What is required
Please report each line of the data below that contains "Windows".

Supplied entries

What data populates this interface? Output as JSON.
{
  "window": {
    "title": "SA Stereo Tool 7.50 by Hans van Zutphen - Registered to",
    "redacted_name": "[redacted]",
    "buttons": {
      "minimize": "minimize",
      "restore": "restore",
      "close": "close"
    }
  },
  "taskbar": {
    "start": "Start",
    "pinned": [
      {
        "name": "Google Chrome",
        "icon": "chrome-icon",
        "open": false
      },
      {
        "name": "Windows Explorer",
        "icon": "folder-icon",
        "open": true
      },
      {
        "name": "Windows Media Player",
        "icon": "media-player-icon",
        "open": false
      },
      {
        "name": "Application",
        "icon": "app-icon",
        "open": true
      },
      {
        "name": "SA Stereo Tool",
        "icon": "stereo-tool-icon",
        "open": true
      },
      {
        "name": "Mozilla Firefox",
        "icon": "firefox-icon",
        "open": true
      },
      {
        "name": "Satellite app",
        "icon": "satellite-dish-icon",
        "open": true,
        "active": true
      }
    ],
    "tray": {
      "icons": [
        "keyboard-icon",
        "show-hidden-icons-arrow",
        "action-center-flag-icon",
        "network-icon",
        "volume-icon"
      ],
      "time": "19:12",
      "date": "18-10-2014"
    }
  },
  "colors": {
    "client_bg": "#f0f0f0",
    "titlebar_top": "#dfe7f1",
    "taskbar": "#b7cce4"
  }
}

Answer area
        "name": "Windows Explorer",
        "name": "Windows Media Player",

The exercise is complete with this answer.